Department of Energy Findings on Wave and Tidal Energy
The United States Department of Energy just released a study that has been conducted on the possibilities of Wave and Tidal energy for the United States annual electricity production. Subsea World News has reported that: The new wave and tidal resource assessments, combined with ongoing analyses of the technologies and other resource assessments, show that water power, including conventional hydropower and wave, tidal, and other water power resources, can potentially provide 15% of our nation’s electricity by 2030. These numbers are not based completely in reality, they are a theoretical estimate of the amount of energy that could potentially be produced by harnessing the natural movements of the waves and tides in the world’s oceans. One way to possibly harness the energy created by the constant movement of water as the moon rotates around the earth is to put windmill-like devices in channels where tides are strong, such as in the Molokai channel. In their article Subsea World News states “The West Coast, including Alaska and Hawaii, has especially high potential for wave energy development”. The Department of energy’s Water Power Program is supporting the development of technology that can tap into these vast power sources, and the Water Power Program is undertaking a detailed assessment of water power technologies so that it can more accurately predict the cost of development and implementation of these new technologies. There are currently 40 projects which are being sponsored by the Water Power Program which will serve as a basis for performance evaluation, and possibilities of cost reduction. With the development and implementation of these new technologies the U.S. stands to make a huge step towards reducing its dependence on foreign oil, and other energy sources.
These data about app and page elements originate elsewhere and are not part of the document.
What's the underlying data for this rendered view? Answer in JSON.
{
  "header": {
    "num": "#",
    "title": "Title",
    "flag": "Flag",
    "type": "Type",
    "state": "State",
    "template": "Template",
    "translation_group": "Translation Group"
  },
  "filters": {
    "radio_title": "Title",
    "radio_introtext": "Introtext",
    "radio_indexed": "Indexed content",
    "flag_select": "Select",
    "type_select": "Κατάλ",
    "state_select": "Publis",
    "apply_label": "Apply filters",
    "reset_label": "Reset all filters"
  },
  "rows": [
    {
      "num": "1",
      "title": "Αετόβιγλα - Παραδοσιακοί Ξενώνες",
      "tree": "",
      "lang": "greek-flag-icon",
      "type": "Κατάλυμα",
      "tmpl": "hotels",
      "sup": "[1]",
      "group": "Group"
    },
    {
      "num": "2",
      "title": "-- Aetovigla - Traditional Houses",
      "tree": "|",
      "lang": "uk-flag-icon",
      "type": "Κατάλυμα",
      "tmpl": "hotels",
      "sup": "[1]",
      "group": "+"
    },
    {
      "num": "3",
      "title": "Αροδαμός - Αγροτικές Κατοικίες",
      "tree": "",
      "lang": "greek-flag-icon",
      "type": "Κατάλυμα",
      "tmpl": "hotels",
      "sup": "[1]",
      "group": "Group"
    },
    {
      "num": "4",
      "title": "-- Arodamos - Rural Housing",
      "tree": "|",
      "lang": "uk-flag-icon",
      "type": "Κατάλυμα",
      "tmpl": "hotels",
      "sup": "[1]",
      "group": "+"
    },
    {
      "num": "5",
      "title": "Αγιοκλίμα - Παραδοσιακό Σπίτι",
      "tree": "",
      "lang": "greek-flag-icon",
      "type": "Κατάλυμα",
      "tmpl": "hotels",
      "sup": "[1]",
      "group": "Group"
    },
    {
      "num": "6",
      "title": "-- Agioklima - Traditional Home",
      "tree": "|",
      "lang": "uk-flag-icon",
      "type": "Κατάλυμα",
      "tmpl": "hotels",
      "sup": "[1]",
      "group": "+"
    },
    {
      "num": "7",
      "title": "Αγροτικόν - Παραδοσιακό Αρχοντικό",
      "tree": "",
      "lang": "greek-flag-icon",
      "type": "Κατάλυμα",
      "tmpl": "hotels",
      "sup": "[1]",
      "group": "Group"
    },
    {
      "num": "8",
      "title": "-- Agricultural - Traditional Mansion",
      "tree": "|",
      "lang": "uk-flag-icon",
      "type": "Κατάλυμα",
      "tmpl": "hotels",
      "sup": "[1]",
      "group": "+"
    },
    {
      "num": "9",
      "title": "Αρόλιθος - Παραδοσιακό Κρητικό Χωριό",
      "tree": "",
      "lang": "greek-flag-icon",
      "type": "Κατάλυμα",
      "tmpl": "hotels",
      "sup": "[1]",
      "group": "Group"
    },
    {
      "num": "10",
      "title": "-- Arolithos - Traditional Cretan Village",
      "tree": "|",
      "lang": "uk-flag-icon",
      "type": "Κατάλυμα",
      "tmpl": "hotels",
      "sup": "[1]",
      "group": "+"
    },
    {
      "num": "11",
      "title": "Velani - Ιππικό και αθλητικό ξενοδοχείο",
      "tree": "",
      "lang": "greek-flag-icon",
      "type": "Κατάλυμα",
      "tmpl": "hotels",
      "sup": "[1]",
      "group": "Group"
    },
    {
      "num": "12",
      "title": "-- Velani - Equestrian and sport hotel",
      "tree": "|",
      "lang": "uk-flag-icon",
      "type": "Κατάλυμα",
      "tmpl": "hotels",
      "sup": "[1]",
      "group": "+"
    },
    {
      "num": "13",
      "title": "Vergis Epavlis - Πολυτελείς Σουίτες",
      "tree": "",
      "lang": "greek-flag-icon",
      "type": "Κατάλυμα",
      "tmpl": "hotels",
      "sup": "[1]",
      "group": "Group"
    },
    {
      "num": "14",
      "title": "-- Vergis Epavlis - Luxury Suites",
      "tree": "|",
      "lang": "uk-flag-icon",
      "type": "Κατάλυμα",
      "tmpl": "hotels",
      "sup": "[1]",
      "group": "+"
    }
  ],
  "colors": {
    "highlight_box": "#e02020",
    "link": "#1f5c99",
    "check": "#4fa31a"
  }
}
With seasonal waves and constantly changing tides Hawaii could stand to gain a lot from this new technology, from reduced energy costs, less dependence on outside sources, and the creation of jobs.